## EXERCISE MATERIAL
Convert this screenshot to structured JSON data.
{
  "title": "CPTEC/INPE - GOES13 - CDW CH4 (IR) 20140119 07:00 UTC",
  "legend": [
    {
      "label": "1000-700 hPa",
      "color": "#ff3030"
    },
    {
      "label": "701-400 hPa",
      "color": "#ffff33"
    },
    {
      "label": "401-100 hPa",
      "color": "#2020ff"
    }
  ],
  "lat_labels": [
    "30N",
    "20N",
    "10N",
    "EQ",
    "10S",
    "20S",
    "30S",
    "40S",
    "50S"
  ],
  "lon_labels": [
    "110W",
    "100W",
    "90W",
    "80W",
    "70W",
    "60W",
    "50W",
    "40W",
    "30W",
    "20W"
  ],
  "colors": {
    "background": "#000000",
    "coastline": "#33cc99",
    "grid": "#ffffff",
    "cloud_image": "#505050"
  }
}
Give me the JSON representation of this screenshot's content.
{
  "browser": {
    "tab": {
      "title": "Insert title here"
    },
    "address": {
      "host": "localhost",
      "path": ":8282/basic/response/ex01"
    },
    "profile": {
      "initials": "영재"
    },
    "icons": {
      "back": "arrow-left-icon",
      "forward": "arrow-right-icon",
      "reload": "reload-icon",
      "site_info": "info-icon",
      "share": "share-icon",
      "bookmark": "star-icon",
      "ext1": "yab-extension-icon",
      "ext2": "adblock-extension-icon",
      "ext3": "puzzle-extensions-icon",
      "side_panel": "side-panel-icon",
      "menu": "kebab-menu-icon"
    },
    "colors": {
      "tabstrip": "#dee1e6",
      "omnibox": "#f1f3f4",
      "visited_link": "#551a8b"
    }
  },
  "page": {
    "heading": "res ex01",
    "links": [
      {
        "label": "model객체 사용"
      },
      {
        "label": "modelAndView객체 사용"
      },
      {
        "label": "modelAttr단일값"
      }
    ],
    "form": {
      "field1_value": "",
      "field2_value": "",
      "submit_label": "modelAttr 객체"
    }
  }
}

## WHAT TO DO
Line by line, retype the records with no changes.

## SOLUTION FOR THIS EXERCISE
Convert this screenshot to structured JSON data.
{
  "title": "CPTEC/INPE - GOES13 - CDW CH4 (IR) 20140119 07:00 UTC",
  "legend": [
    {
      "label": "1000-700 hPa",
      "color": "#ff3030"
    },
    {
      "label": "701-400 hPa",
      "color": "#ffff33"
    },
    {
      "label": "401-100 hPa",
      "color": "#2020ff"
    }
  ],
  "lat_labels": [
    "30N",
    "20N",
    "10N",
    "EQ",
    "10S",
    "20S",
    "30S",
    "40S",
    "50S"
  ],
  "lon_labels": [
    "110W",
    "100W",
    "90W",
    "80W",
    "70W",
    "60W",
    "50W",
    "40W",
    "30W",
    "20W"
  ],
  "colors": {
    "background": "#000000",
    "coastline": "#33cc99",
    "grid": "#ffffff",
    "cloud_image": "#505050"
  }
}
Give me the JSON representation of this screenshot's content.
{
  "browser": {
    "tab": {
      "title": "Insert title here"
    },
    "address": {
      "host": "localhost",
      "path": ":8282/basic/response/ex01"
    },
    "profile": {
      "initials": "영재"
    },
    "icons": {
      "back": "arrow-left-icon",
      "forward": "arrow-right-icon",
      "reload": "reload-icon",
      "site_info": "info-icon",
      "share": "share-icon",
      "bookmark": "star-icon",
      "ext1": "yab-extension-icon",
      "ext2": "adblock-extension-icon",
      "ext3": "puzzle-extensions-icon",
      "side_panel": "side-panel-icon",
      "menu": "kebab-menu-icon"
    },
    "colors": {
      "tabstrip": "#dee1e6",
      "omnibox": "#f1f3f4",
      "visited_link": "#551a8b"
    }
  },
  "page": {
    "heading": "res ex01",
    "links": [
      {
        "label": "model객체 사용"
      },
      {
        "label": "modelAndView객체 사용"
      },
      {
        "label": "modelAttr단일값"
      }
    ],
    "form": {
      "field1_value": "",
      "field2_value": "",
      "submit_label": "modelAttr 객체"
    }
  }
}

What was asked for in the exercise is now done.